Leslie’s attitude—that there is still work to be done, new truths to be discovered—is the very reason she received the award in the first place. It’s this endless curiosity and passion for uncovering the underlying dynamics of advertising that ensures she, and the rest of our team at NCS, will continue to break new ground in the future.
The digital revolution brought with it Big Data, the immensity of consumer and marketing information that has allowed researchers like Leslie to analyze the art and science of advertising at a scale and depth once thought impossible. Thanks to them, marketers are able to target and measure the effectiveness of their advertising with unprecedented accuracy.
But at the same time, digital has made advertising incredibly more complex. The number of platforms has increased substantially (and continues to grow) and attention is more dispersed, leaving many lifelong media professionals uncertain about how to maneuver this shifting landscape.
Exploring this uncertainty, though, is exactly where the opportunity lies.
NCS has never rested on its laurels or basked in the success of its previous research. Media is constantly evolving, and NCS has always sought to grow and adapt to align with it.
No one embodies this commitment better than Leslie. Early in her career, for example, she exhibited an interest in Project Apollo, a landmark study into consumers’ purchase behaviors over the course of several years. Leslie was ahead of her time, though. The firm she worked for wasn’t able to make it profitable and had to scrap the project.
Leslie’s solution was to start her own firm, Media Trust, including six of the smartest people she could find — Colin McDonald, Bill Moran, Jim Spaeth, Bill Moult, Walter Reichel and Ed Binkowski — to analyze Project Apollo single-source data and it was the most notable study to prove, empirically, that advertising works. To this day, it’s often cited as the most influential work of advertising research in the industry’s history.
“All that work laid the foundation for all the analytical tools later refined and extended by NCS,” Leslie’s friend and former Nielsen and Media Trust colleague Bill Moult said at the ARF award presentation.
Leslie brought her entrepreneurial spirit to NCS in 2011, when she became the company’s Chief Research Officer. She has been helping NCS push the advertising industry forward ever since. Under her leadership, NCS has been able to bring thought leadership to the market and in-depth insights to our clients about how targeting and creative work together to drive sales in the short-term and how that translates to long-term growth, how to measure ad effectiveness across platforms, when consumers are most persuadable and how advertising affects consumers on a neurological level. We are proud of our relentless pursuit of understanding of how advertising works.
NCS is looking to build upon that work and bring clarity to an increasingly fractured media ecosystem.

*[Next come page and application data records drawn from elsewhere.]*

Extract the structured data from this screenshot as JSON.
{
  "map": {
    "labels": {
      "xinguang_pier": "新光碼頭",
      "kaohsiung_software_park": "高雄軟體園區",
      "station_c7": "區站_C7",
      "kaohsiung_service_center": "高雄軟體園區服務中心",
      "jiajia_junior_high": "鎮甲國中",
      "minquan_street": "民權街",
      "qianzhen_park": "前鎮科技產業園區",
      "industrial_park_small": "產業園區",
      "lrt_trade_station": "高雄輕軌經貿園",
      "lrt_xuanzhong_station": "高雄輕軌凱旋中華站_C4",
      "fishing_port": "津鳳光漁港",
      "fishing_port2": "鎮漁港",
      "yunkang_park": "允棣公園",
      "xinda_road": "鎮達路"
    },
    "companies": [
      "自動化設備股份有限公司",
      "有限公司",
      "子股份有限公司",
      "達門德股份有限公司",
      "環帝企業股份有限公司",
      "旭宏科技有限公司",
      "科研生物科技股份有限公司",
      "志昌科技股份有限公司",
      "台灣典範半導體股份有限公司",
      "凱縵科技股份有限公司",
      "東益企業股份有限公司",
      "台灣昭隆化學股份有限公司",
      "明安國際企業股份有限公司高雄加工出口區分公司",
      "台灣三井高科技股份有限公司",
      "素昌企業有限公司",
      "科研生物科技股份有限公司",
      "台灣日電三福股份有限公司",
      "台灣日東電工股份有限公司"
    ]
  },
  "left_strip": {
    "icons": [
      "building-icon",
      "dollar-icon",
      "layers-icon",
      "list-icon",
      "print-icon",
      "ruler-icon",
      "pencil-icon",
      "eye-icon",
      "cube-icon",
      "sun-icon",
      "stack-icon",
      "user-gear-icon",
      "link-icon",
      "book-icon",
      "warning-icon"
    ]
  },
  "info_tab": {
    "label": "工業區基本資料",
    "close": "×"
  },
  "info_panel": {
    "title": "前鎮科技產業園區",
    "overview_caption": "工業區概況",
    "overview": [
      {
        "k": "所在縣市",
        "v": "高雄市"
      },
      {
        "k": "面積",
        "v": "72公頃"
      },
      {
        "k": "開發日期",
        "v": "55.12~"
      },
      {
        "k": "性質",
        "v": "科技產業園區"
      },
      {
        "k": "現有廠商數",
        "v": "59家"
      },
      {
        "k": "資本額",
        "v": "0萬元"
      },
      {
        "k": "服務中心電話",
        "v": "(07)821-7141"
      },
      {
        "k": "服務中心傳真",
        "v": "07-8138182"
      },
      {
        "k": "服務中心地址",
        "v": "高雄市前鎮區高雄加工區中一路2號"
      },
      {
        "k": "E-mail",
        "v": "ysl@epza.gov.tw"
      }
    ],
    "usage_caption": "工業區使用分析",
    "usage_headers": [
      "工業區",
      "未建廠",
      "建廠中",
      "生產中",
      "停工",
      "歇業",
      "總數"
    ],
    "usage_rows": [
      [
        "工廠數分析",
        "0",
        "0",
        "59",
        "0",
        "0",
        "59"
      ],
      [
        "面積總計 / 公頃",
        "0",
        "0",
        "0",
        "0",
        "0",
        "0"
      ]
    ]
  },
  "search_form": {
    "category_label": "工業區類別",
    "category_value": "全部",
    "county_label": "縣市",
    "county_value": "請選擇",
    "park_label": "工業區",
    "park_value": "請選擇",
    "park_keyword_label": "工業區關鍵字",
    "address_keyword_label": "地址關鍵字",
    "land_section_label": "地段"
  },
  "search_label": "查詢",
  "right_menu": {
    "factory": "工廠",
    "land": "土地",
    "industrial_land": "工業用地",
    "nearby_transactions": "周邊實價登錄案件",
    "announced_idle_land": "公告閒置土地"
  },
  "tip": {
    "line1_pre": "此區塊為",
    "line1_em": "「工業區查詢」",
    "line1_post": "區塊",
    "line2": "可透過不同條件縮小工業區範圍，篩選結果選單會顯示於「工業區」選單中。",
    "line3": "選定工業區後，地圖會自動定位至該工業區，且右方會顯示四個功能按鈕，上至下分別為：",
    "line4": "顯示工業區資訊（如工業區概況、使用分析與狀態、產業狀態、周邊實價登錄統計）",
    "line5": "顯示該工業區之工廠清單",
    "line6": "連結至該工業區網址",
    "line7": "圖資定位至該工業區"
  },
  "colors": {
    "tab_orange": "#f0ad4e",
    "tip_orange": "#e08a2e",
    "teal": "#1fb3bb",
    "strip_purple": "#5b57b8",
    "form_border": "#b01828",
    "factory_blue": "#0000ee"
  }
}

As Leslie mentioned in her acceptance speech, NCS is currently examining how to more accurately measure ROI across platforms, how to measure the brand equity of direct-to-consumer brands and how to reconcile privacy concerns with advances in ad targeting technology.
Near the end of her acceptance speech, Leslie quoted Nobel Prize-winning economist Kenneth Arrow, and said, “Unsolved problems, that’s one of the great signs of progress.”
Media activation and measurement have lots of unsolved issues and opportunities, and all of us at NCS look forward to solving them.Explore More
Watch the rest of the ARF award speeches below.